Cidapya cintya racanā yadi tarhyastu no vayam, citiṁ sucintya racanāṁ brūmo nityatva kāraṇāt (253). A wonder is the working of this prarabdha and a wonder is also the working of this Pure Consciousness. How it sometimes manifests itself in great consolation to us, and how it sometimes withdraws itself, is difficult to explain. However, on account of the permanency of the consciousness that is our essential nature, it will overcome the limitations of prarabdha. In the earlier days there will be a tussle for some time between the meditating consciousness and the suffering caused by prarabdha. Sometimes the balance will tilt on one side and other times the balance will tilt on the other. Often we will feel that this meditation is not working well, and we will be very much grieved because of the body consciousness. At other times, the other aspect will come up and we will feel elated, enthused, and we will feel as if God is very near us. This is the power of consciousness. It is also a great mystery.

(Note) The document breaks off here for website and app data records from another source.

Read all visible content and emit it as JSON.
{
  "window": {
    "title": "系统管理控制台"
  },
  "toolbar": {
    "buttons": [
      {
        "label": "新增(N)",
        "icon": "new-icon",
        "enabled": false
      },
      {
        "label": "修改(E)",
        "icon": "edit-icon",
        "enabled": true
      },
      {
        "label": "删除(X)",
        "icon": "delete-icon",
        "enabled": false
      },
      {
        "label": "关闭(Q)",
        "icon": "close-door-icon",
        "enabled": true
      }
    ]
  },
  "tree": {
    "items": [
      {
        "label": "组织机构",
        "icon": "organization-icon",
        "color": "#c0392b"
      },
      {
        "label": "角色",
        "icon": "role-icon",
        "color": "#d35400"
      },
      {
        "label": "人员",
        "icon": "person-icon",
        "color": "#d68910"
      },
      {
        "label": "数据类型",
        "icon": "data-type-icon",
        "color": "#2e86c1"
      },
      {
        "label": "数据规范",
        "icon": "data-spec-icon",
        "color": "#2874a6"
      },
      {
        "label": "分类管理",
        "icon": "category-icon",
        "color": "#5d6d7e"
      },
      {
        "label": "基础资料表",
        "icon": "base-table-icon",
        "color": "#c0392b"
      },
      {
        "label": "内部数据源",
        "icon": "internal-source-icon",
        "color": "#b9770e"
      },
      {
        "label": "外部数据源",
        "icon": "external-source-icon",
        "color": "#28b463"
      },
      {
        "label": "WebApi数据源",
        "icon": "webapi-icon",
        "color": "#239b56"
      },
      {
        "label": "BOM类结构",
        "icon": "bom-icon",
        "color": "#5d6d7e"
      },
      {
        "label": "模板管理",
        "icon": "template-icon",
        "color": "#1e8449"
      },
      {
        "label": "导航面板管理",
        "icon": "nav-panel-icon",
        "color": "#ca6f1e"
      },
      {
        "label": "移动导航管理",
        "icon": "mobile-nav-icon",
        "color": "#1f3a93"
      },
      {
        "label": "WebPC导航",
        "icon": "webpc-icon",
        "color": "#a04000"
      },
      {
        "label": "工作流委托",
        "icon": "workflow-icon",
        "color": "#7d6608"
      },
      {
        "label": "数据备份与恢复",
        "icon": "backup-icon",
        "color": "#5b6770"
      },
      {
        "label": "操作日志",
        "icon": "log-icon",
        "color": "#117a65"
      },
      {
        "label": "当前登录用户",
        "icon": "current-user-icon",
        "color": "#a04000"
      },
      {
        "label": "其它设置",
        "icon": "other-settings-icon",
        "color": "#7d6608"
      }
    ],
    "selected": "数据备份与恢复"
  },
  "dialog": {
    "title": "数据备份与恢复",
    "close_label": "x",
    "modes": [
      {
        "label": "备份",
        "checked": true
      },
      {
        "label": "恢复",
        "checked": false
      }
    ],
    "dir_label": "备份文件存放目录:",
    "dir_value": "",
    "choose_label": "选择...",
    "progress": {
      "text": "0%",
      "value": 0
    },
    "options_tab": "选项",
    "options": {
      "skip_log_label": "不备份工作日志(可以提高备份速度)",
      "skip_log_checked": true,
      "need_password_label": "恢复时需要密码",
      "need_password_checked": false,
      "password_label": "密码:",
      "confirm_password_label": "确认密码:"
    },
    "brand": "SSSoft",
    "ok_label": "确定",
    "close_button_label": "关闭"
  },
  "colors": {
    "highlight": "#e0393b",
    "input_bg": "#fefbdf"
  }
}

Prāgabhāvo nānubhūtaḥ citer nityā tataś citiḥ, dvaitasya prāga bhāvastu caitanyenānubhūyate (254). The prior non-existence of consciousness cannot be experienced by us. We cannot feel that once upon a time consciousness was not existing. That feeling cannot arise in us because the consciousness of the ‘imagined non-existence of consciousness’ sometime earlier is also a postulation of the existence of consciousness even prior to that apparent non-existence. We cannot conceive the non-existence of consciousness because that conception is attributable to consciousness itself. It is consciousness itself assuming that it did not exist sometime. Therefore, the prior non-existence of consciousness – sometime in the early days, long, long ago in the past – is inconceivable.
But the non-existence of duality can be conceived. Duality is the manifest form of creation. When creation did not take place, consciousness – which was prior to the awareness of duality – did exist. Yesterday, as we noted, the consciousness of duality implies the consciousness of unity. The awareness that there are two things or many things is impossible unless there is that awareness which is above the duality or the multiplicity of the objects. If everything is different from everything else, nobody would know that such is the state of affairs, because differentiated things cannot know each other. And nobody will know that another person is sitting near if the difference is compete. But actually, there is no such difference finally. It is an apparent duality; and because of its apparent-ness, and not a permanency of its character, there is a consciousness of there being many people, many things, two things, etc. One consciousness can comprehend a hundred things at a time. This shows it is basically transcendent to the otherwise multiple or dual character of the objects. There is a beginning for duality, but there is no beginning for consciousness as such.